WORK INSTRUCTION ▸ Please write out every entry below, word for word.

************

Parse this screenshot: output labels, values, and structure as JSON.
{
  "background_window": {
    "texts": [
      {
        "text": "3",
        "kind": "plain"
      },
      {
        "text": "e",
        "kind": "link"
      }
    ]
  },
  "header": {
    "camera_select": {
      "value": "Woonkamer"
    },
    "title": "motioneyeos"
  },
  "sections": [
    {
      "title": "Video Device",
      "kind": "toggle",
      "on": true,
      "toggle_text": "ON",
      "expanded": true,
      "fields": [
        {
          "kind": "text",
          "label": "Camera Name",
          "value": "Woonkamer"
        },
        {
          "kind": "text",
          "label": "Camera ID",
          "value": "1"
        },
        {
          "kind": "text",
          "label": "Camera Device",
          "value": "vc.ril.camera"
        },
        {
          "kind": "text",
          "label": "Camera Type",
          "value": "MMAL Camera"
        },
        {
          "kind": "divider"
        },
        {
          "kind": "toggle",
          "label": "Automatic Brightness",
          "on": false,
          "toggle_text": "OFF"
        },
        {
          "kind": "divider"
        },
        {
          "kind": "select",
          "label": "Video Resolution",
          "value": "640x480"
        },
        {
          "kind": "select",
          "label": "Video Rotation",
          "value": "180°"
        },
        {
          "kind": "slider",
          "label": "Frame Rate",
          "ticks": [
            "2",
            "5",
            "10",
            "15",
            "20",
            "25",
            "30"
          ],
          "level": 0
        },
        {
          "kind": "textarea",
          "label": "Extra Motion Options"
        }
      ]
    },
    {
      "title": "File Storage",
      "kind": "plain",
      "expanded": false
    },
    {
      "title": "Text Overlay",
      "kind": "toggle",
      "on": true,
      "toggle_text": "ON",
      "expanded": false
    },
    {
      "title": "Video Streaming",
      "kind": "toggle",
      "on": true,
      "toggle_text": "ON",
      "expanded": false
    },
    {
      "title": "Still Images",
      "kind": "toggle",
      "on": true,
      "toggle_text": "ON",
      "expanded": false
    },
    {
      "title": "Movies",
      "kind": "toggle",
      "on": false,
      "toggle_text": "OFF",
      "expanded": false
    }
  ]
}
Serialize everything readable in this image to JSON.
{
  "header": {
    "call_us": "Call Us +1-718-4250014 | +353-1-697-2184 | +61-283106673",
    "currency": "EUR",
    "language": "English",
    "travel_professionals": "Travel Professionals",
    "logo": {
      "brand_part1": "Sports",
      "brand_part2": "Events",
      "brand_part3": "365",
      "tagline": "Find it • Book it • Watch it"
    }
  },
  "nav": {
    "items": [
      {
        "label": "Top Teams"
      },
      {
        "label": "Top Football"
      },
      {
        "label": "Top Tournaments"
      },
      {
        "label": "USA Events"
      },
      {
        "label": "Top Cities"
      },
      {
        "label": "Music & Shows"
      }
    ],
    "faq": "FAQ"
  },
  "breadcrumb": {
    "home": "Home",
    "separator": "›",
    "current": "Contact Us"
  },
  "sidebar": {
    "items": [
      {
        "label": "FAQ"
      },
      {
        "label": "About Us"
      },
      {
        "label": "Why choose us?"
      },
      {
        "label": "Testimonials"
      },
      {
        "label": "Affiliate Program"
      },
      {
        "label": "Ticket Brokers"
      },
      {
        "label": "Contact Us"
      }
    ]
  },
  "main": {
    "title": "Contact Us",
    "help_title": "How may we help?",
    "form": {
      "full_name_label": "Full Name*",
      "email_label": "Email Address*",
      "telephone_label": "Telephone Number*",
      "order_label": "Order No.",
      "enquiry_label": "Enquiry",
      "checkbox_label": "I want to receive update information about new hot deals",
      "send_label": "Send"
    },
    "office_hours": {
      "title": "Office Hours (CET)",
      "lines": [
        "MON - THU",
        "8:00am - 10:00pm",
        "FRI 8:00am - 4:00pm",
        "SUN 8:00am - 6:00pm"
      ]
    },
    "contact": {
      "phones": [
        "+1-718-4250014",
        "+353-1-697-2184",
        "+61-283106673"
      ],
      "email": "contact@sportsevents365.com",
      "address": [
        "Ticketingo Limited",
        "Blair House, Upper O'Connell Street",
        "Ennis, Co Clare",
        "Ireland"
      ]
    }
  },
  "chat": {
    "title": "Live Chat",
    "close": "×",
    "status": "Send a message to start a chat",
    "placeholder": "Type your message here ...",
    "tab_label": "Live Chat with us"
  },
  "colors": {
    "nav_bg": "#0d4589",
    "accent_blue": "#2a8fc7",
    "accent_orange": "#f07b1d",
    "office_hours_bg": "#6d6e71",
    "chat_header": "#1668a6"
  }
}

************

EXERCISE RESPONSE ▸
Parse this screenshot: output labels, values, and structure as JSON.
{
  "background_window": {
    "texts": [
      {
        "text": "3",
        "kind": "plain"
      },
      {
        "text": "e",
        "kind": "link"
      }
    ]
  },
  "header": {
    "camera_select": {
      "value": "Woonkamer"
    },
    "title": "motioneyeos"
  },
  "sections": [
    {
      "title": "Video Device",
      "kind": "toggle",
      "on": true,
      "toggle_text": "ON",
      "expanded": true,
      "fields": [
        {
          "kind": "text",
          "label": "Camera Name",
          "value": "Woonkamer"
        },
        {
          "kind": "text",
          "label": "Camera ID",
          "value": "1"
        },
        {
          "kind": "text",
          "label": "Camera Device",
          "value": "vc.ril.camera"
        },
        {
          "kind": "text",
          "label": "Camera Type",
          "value": "MMAL Camera"
        },
        {
          "kind": "divider"
        },
        {
          "kind": "toggle",
          "label": "Automatic Brightness",
          "on": false,
          "toggle_text": "OFF"
        },
        {
          "kind": "divider"
        },
        {
          "kind": "select",
          "label": "Video Resolution",
          "value": "640x480"
        },
        {
          "kind": "select",
          "label": "Video Rotation",
          "value": "180°"
        },
        {
          "kind": "slider",
          "label": "Frame Rate",
          "ticks": [
            "2",
            "5",
            "10",
            "15",
            "20",
            "25",
            "30"
          ],
          "level": 0
        },
        {
          "kind": "textarea",
          "label": "Extra Motion Options"
        }
      ]
    },
    {
      "title": "File Storage",
      "kind": "plain",
      "expanded": false
    },
    {
      "title": "Text Overlay",
      "kind": "toggle",
      "on": true,
      "toggle_text": "ON",
      "expanded": false
    },
    {
      "title": "Video Streaming",
      "kind": "toggle",
      "on": true,
      "toggle_text": "ON",
      "expanded": false
    },
    {
      "title": "Still Images",
      "kind": "toggle",
      "on": true,
      "toggle_text": "ON",
      "expanded": false
    },
    {
      "title": "Movies",
      "kind": "toggle",
      "on": false,
      "toggle_text": "OFF",
      "expanded": false
    }
  ]
}
Serialize everything readable in this image to JSON.
{
  "header": {
    "call_us": "Call Us +1-718-4250014 | +353-1-697-2184 | +61-283106673",
    "currency": "EUR",
    "language": "English",
    "travel_professionals": "Travel Professionals",
    "logo": {
      "brand_part1": "Sports",
      "brand_part2": "Events",
      "brand_part3": "365",
      "tagline": "Find it • Book it • Watch it"
    }
  },
  "nav": {
    "items": [
      {
        "label": "Top Teams"
      },
      {
        "label": "Top Football"
      },
      {
        "label": "Top Tournaments"
      },
      {
        "label": "USA Events"
      },
      {
        "label": "Top Cities"
      },
      {
        "label": "Music & Shows"
      }
    ],
    "faq": "FAQ"
  },
  "breadcrumb": {
    "home": "Home",
    "separator": "›",
    "current": "Contact Us"
  },
  "sidebar": {
    "items": [
      {
        "label": "FAQ"
      },
      {
        "label": "About Us"
      },
      {
        "label": "Why choose us?"
      },
      {
        "label": "Testimonials"
      },
      {
        "label": "Affiliate Program"
      },
      {
        "label": "Ticket Brokers"
      },
      {
        "label": "Contact Us"
      }
    ]
  },
  "main": {
    "title": "Contact Us",
    "help_title": "How may we help?",
    "form": {
      "full_name_label": "Full Name*",
      "email_label": "Email Address*",
      "telephone_label": "Telephone Number*",
      "order_label": "Order No.",
      "enquiry_label": "Enquiry",
      "checkbox_label": "I want to receive update information about new hot deals",
      "send_label": "Send"
    },
    "office_hours": {
      "title": "Office Hours (CET)",
      "lines": [
        "MON - THU",
        "8:00am - 10:00pm",
        "FRI 8:00am - 4:00pm",
        "SUN 8:00am - 6:00pm"
      ]
    },
    "contact": {
      "phones": [
        "+1-718-4250014",
        "+353-1-697-2184",
        "+61-283106673"
      ],
      "email": "contact@sportsevents365.com",
      "address": [
        "Ticketingo Limited",
        "Blair House, Upper O'Connell Street",
        "Ennis, Co Clare",
        "Ireland"
      ]
    }
  },
  "chat": {
    "title": "Live Chat",
    "close": "×",
    "status": "Send a message to start a chat",
    "placeholder": "Type your message here ...",
    "tab_label": "Live Chat with us"
  },
  "colors": {
    "nav_bg": "#0d4589",
    "accent_blue": "#2a8fc7",
    "accent_orange": "#f07b1d",
    "office_hours_bg": "#6d6e71",
    "chat_header": "#1668a6"
  }
}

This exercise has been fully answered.